1) Your Post is Too General
Does the Web really need another generic article about SEO? The #1 reason I reject most guest posts is because the article is too wikipedia-like and can be found on numerous blogs or anywhere on the Web.
2) Too Much Theory. Not Enough Fact.
Let’s stick with the SEO topic since I seem to get so many articles on this. I am not going to publish a post about “5 plug-ins that will improve your search engine rankings” if you have no proof those plug-ins are really making an impact.
You all know my feelings about SEO and all the misleading info that’s circulating on the Web, so I’m not going to feed into it by publishing these overdone, theoretical posts.
As I mentioned on my guidelines page, I love guest posts where the author uses their own proof and examples (through screenshots, stories, etc.) to illustrate points made in the article. Not only does it make the post credible, but it’s just more interesting to read.
Yes, we all know contests can help generate traffic and exposure, but it’s more intriguing when the author explains how contests have worked for them. Carletta did a great job of that with her guest post.
3) You Ignore My Guidelines
It’s amazing how many people blatantly ignore the guidelines I wrote on the submission page. And the worst is when I get a post that is completely off-topic. Recently I received a guest post on kitchen cabinets.
Sometimes I wonder if people just haphazardly surf the Web looking for any and every place to submit their content. They don’t care how relevant the site is. They are all about quantity and submit their content anywhere hoping someone will bite.
What an amazing waste of time! It’s much better to take the time to submit fewer articles to relevant places than submitting to every site you can find.
4) Your Post is Too Self Promotional
I don’t mind a guest poster plugging their site once or twice within an article if it fits the message and they are providing quality information.
Ann Smarty’s post on guest blogging had a few links to her site, but it was such a well-written article, I didn’t mind so much. Plus, the site was relevant to the piece.
This is actually a very clever way of promoting your website through guest posting. The trick is to provide enough useful information so the blog owner doesn’t mind the plug.

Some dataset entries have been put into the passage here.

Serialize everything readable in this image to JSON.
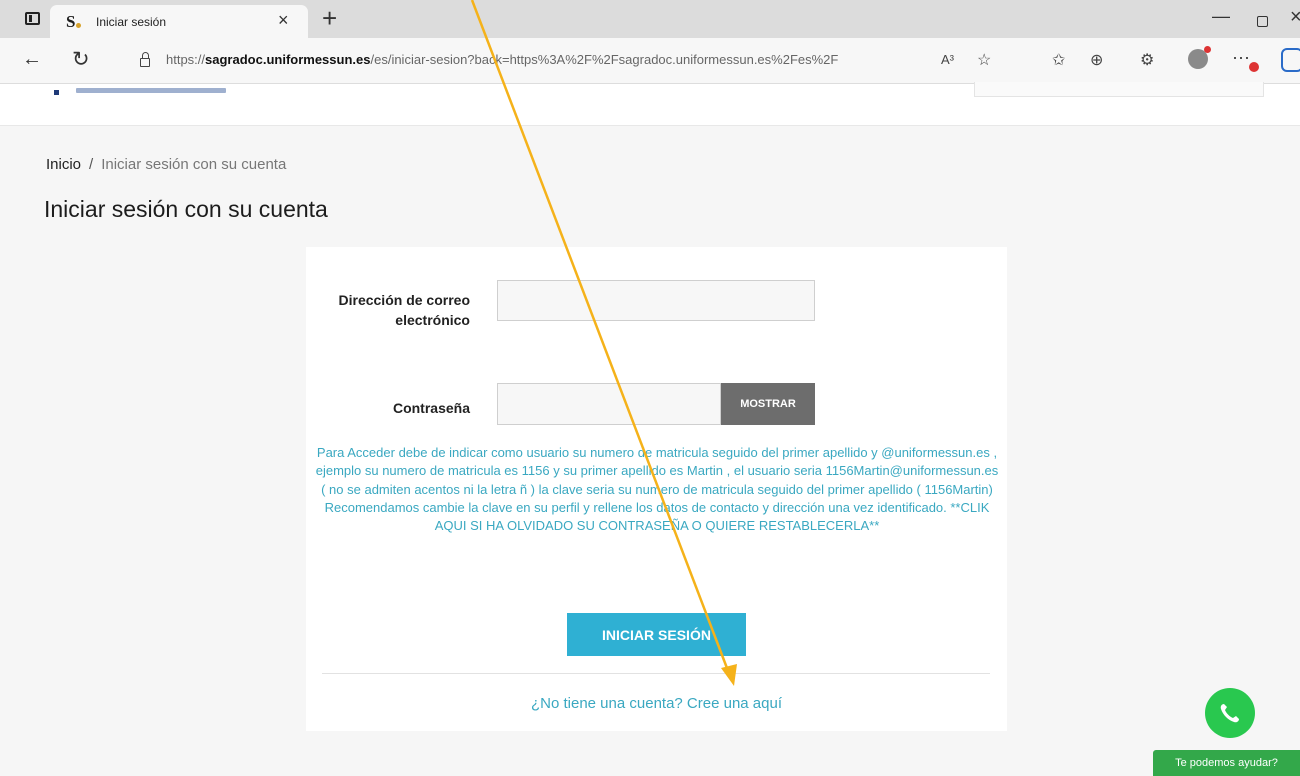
{
  "browser": {
    "tab_title": "Iniciar sesión",
    "tab_close": "×",
    "new_tab": "+",
    "url_prefix": "https://",
    "url_domain": "sagradoc.uniformessun.es",
    "url_path": "/es/iniciar-sesion?back=https%3A%2F%2Fsagradoc.uniformessun.es%2Fes%2F",
    "read_aloud": "A³",
    "icons": [
      "back-icon",
      "refresh-icon",
      "lock-icon",
      "read-aloud-icon",
      "favorite-icon",
      "favorites-icon",
      "collections-icon",
      "extensions-icon",
      "profile-icon",
      "more-icon",
      "bing-icon"
    ]
  },
  "breadcrumb": {
    "home": "Inicio",
    "separator": "/",
    "current": "Iniciar sesión con su cuenta"
  },
  "page_title": "Iniciar sesión con su cuenta",
  "form": {
    "email_label": "Dirección de correo electrónico",
    "email_value": "",
    "password_label": "Contraseña",
    "password_value": "",
    "show_button": "MOSTRAR",
    "help_text": "Para Acceder debe de indicar como usuario su numero de matricula seguido del primer apellido y @uniformessun.es , ejemplo su numero de matricula es 1156 y su primer apellido es Martin , el usuario seria 1156Martin@uniformessun.es ( no se admiten acentos ni la letra ñ ) la clave seria su numero de matricula seguido del primer apellido ( 1156Martin) Recomendamos cambie la clave en su perfil y rellene los datos de contacto y dirección una vez identificado. **CLIK AQUI SI HA OLVIDADO SU CONTRASEÑA O QUIERE RESTABLECERLA**",
    "login_button": "INICIAR SESIÓN",
    "register_link": "¿No tiene una cuenta? Cree una aquí"
  },
  "chat_widget": {
    "label": "Te podemos ayudar?"
  },
  "colors": {
    "accent": "#2fb0d3",
    "help_text": "#3aa8c1",
    "show_button": "#6d6d6d",
    "whatsapp": "#29c84f",
    "annotation_arrow": "#f5b21a"
  }
}
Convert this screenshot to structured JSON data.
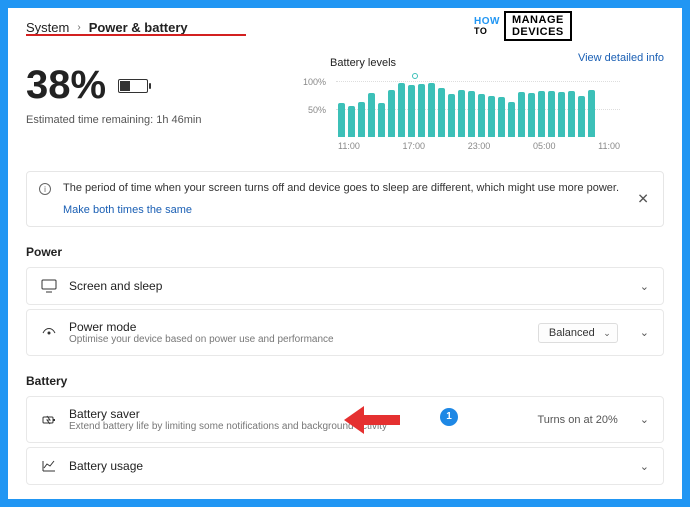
{
  "breadcrumb": {
    "parent": "System",
    "sep": "›",
    "current": "Power & battery"
  },
  "logo": {
    "how": "HOW",
    "to": "TO",
    "l1": "MANAGE",
    "l2": "DEVICES"
  },
  "detailed_link": "View detailed info",
  "status": {
    "percent": "38%",
    "estimated_label": "Estimated time remaining:",
    "estimated_value": "1h 46min"
  },
  "chart_data": {
    "type": "bar",
    "title": "Battery levels",
    "ylabel": "",
    "xlabel": "",
    "ylim": [
      0,
      100
    ],
    "yticks": [
      "100%",
      "50%"
    ],
    "categories": [
      "11:00",
      "17:00",
      "23:00",
      "05:00",
      "11:00"
    ],
    "values": [
      60,
      55,
      62,
      78,
      60,
      84,
      96,
      92,
      94,
      96,
      87,
      77,
      84,
      82,
      77,
      74,
      71,
      62,
      80,
      78,
      82,
      82,
      80,
      82,
      74,
      84
    ]
  },
  "info": {
    "text": "The period of time when your screen turns off and device goes to sleep are different, which might use more power.",
    "link": "Make both times the same"
  },
  "sections": {
    "power": {
      "label": "Power",
      "items": [
        {
          "id": "screen-sleep",
          "title": "Screen and sleep"
        },
        {
          "id": "power-mode",
          "title": "Power mode",
          "sub": "Optimise your device based on power use and performance",
          "select": "Balanced"
        }
      ]
    },
    "battery": {
      "label": "Battery",
      "items": [
        {
          "id": "battery-saver",
          "title": "Battery saver",
          "sub": "Extend battery life by limiting some notifications and background activity",
          "status": "Turns on at 20%"
        },
        {
          "id": "battery-usage",
          "title": "Battery usage"
        }
      ]
    }
  },
  "annotation": {
    "badge": "1"
  }
}
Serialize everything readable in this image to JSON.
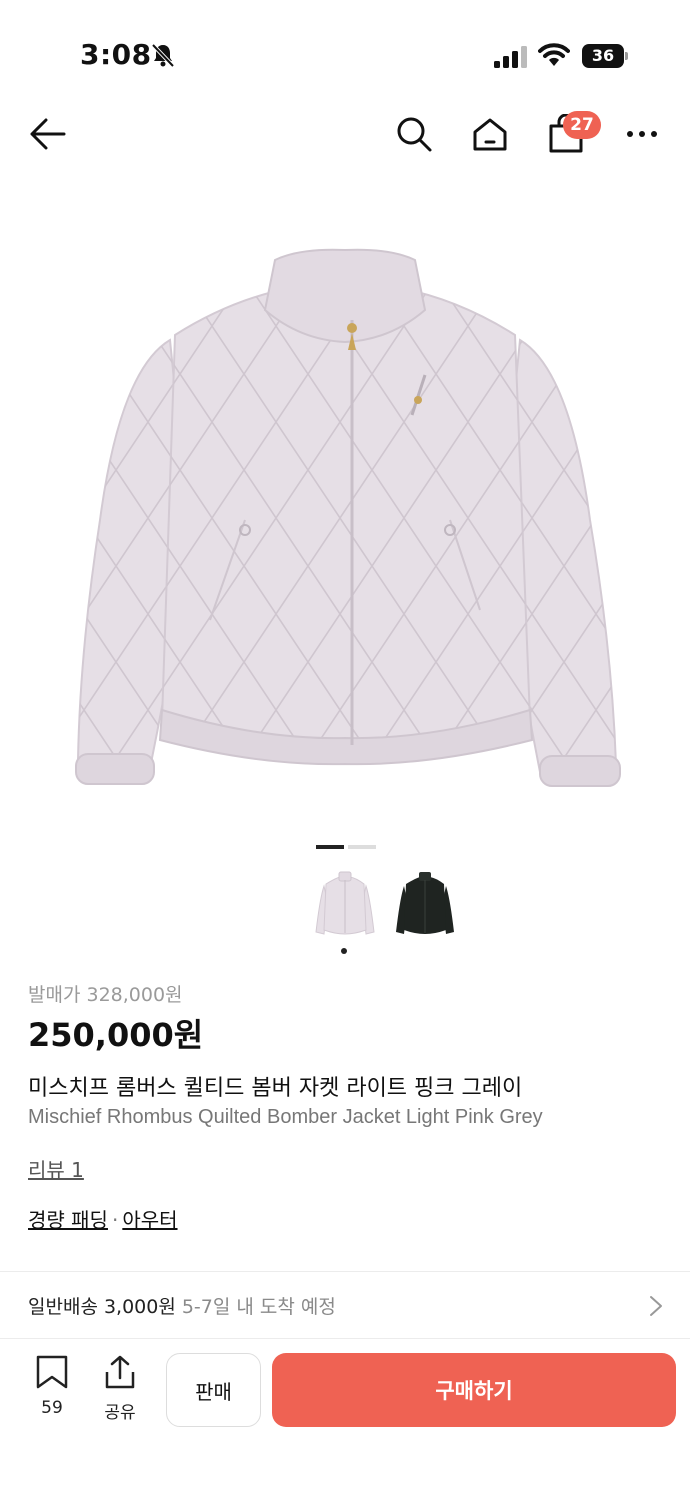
{
  "status_bar": {
    "time": "3:08",
    "battery": "36"
  },
  "nav": {
    "cart_count": "27"
  },
  "product": {
    "release_price": "발매가 328,000원",
    "price": "250,000원",
    "title_ko": "미스치프 롬버스 퀼티드 봄버 자켓 라이트 핑크 그레이",
    "title_en": "Mischief Rhombus Quilted Bomber Jacket Light Pink Grey",
    "review_link": "리뷰 1",
    "categories": [
      "경량 패딩",
      "아우터"
    ],
    "category_separator": "·"
  },
  "shipping": {
    "main": "일반배송 3,000원",
    "eta": "5-7일 내 도착 예정"
  },
  "bottom_bar": {
    "wishlist_count": "59",
    "share_label": "공유",
    "sell_label": "판매",
    "buy_label": "구매하기"
  },
  "colors": {
    "accent": "#ef6253",
    "jacket": "#e6dfe6",
    "thumb_dark": "#1f2421"
  }
}
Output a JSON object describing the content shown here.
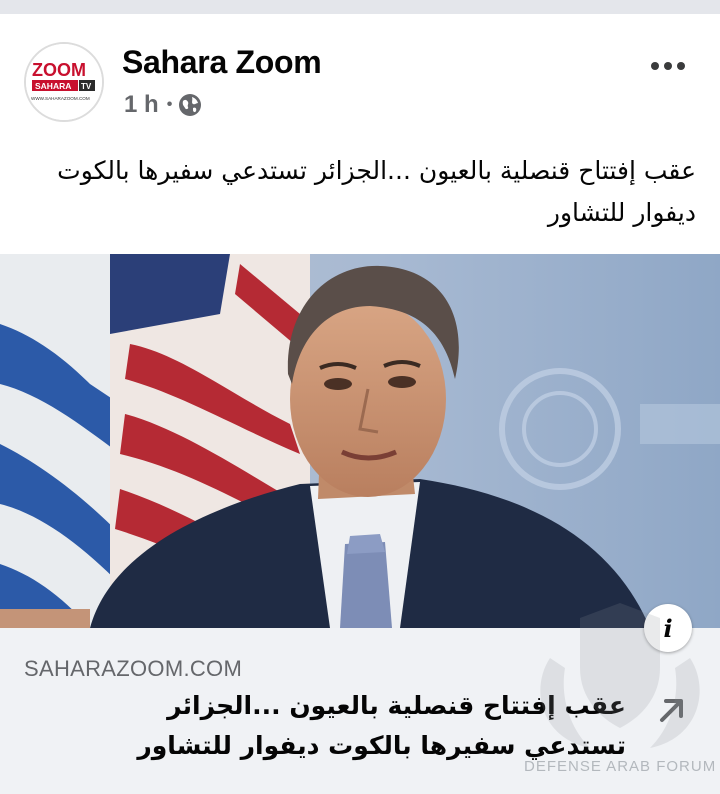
{
  "post": {
    "page_name": "Sahara Zoom",
    "time": "1 h",
    "separator": "•",
    "privacy_icon": "globe-icon",
    "more_icon": "more-options-icon",
    "text": "عقب إفتتاح قنصلية بالعيون ...الجزائر تستدعي سفيرها بالكوت ديفوار للتشاور"
  },
  "avatar": {
    "logo_text_top": "ZOOM",
    "logo_text_sahara": "SAHARA",
    "logo_text_tv": "TV",
    "logo_url": "WWW.SAHARAZOOM.COM"
  },
  "link_preview": {
    "domain": "SAHARAZOOM.COM",
    "title": "عقب إفتتاح قنصلية بالعيون ...الجزائر تستدعي سفيرها بالكوت ديفوار للتشاور",
    "info_label": "i",
    "arrow_icon": "external-link-arrow-icon"
  },
  "watermark": {
    "text": "DEFENSE ARAB FORUM"
  },
  "colors": {
    "brand_red": "#c8102e",
    "text_primary": "#050505",
    "text_secondary": "#65676b",
    "link_background": "#f0f2f5"
  }
}
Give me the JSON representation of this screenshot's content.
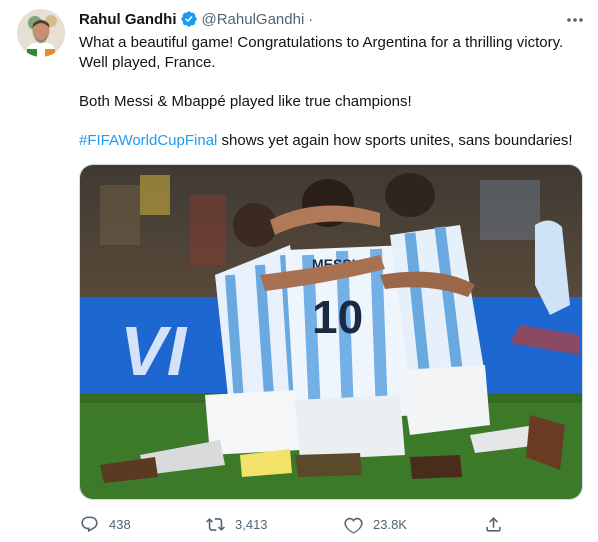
{
  "tweet": {
    "author": {
      "name": "Rahul Gandhi",
      "handle": "@RahulGandhi",
      "separator": "·"
    },
    "text": {
      "line1": "What a beautiful game! Congratulations to Argentina for a thrilling victory.",
      "line2": "Well played, France.",
      "line3": "Both Messi & Mbappé played like true champions!",
      "hashtag": "#FIFAWorldCupFinal",
      "line4_rest": " shows yet again how sports unites, sans boundaries!"
    },
    "media": {
      "jersey_name": "MESSI",
      "jersey_number": "10",
      "board_text": "VI"
    },
    "actions": {
      "replies": "438",
      "retweets": "3,413",
      "likes": "23.8K"
    }
  },
  "colors": {
    "link": "#1d9bf0",
    "verified": "#1d9bf0",
    "secondary_text": "#536471",
    "primary_text": "#0f1419",
    "board_blue": "#1e66d0",
    "pitch_green": "#3c7a2a"
  },
  "icons": [
    "verified-badge-icon",
    "more-options-icon",
    "reply-icon",
    "retweet-icon",
    "like-icon",
    "share-icon"
  ]
}
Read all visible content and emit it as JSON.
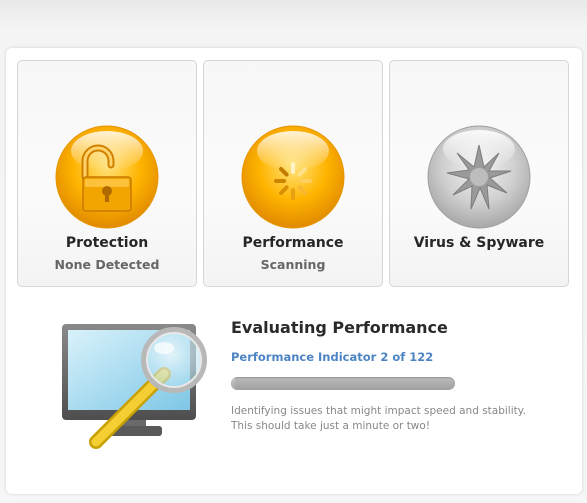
{
  "window": {
    "title": "",
    "colors": {
      "accent_blue": "#4d84c4",
      "orb_gold": "#f5a800",
      "orb_grey": "#bdbdbd",
      "text_dark": "#262626",
      "text_muted": "#666666"
    }
  },
  "cards": [
    {
      "title": "Protection",
      "status": "None Detected",
      "icon": "padlock-icon",
      "state": "active"
    },
    {
      "title": "Performance",
      "status": "Scanning",
      "icon": "spinner-icon",
      "state": "active"
    },
    {
      "title": "Virus & Spyware",
      "status": "",
      "icon": "virus-icon",
      "state": "inactive"
    }
  ],
  "evaluation": {
    "heading": "Evaluating Performance",
    "indicator": "Performance Indicator 2 of 122",
    "indicator_current": 2,
    "indicator_total": 122,
    "progress_fraction": 0.02,
    "description_line1": "Identifying issues that might impact speed and stability.",
    "description_line2": "This should take just a minute or two!",
    "illustration": "monitor-magnifier-icon"
  }
}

It’s about finding balance. Unfortunately many of the guest post submissions are too heavy on the self promotional side and very light on providing quality information. A guest post shouldn’t come across as a review or advertisement for your site, product or service.
5) Your Writing is Poor
Typos and poor grammar get no love on this blog. One major benefit of having guest posts is that I can take a break from writing, but if I have to spend an hour fixing your piece then what’s the point? Your guest post shouldn’t make more work for the blog owner.
How to Get Noticed
One way to improve your chances of getting your post accepted on any blog is to read though some of the blog’s existing posts. Really study the author’s writing style and take note of the post subject matter.
For example, I like revealing articles driven by personal experience. All you have to do is look at my recent posts and see how I often use my own experiences to illustrate points and educate. I rarely write encyclopedia-like posts, so a generic article explaining what affiliate marketing or SEO is probably won’t fly here.
It’s also a good idea to e-mail the blog owner before submitting the post to make sure your idea is on the right track. Of course, there’s still no guarantee your post will be accepted, but it will increase your chances.
Do you accept guest posts on your blog? What has your experience been like?